Items from an interface collection:

++++++++++++++++++++

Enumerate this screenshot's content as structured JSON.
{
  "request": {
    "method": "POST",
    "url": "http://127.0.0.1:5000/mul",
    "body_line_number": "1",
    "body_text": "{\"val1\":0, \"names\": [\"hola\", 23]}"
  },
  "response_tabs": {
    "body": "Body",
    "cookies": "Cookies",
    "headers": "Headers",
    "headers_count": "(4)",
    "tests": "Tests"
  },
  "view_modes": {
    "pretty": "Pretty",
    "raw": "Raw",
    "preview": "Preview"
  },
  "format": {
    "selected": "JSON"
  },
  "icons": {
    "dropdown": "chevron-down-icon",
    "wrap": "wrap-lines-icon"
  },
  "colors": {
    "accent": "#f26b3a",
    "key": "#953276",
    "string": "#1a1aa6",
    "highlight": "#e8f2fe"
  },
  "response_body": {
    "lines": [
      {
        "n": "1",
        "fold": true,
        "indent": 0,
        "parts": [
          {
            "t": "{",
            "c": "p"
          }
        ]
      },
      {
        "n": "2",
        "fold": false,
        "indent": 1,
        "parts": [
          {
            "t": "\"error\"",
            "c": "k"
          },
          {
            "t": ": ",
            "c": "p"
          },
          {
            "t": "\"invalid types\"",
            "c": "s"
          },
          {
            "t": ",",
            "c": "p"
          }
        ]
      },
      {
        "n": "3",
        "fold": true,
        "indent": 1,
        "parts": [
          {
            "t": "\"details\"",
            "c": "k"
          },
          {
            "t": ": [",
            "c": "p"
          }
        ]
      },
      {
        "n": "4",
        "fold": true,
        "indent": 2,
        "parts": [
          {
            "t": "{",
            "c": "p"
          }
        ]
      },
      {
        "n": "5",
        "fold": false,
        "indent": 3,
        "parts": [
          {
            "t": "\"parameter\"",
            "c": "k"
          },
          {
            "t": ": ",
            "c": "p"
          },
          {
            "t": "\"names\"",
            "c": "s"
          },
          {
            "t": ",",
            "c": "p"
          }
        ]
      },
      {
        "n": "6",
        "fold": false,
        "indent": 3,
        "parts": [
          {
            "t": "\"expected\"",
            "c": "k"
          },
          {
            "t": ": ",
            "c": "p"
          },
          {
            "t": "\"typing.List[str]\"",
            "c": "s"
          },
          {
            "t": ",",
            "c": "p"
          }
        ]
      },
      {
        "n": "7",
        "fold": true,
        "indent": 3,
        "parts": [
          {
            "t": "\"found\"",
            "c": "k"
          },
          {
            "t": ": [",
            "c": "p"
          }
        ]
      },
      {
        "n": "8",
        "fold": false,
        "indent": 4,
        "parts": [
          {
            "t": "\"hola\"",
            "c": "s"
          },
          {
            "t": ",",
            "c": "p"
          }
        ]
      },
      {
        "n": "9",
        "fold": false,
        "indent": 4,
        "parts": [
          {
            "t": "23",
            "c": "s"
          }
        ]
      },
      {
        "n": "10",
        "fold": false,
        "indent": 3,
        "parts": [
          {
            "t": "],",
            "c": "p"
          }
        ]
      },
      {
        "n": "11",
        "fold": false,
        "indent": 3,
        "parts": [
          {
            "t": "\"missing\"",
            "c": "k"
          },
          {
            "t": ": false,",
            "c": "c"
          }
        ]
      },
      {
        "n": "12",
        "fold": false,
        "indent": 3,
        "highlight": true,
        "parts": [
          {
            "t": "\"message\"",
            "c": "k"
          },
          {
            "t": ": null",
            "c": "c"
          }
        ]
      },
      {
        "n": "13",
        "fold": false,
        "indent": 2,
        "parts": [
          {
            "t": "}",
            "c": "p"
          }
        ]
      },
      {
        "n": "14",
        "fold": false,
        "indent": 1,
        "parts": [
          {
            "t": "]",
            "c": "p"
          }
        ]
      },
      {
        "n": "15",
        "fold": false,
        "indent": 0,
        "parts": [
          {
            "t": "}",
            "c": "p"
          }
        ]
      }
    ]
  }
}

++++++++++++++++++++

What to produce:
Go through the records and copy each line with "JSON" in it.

Finished exercise:
Enumerate this screenshot's content as structured JSON.
    "selected": "JSON"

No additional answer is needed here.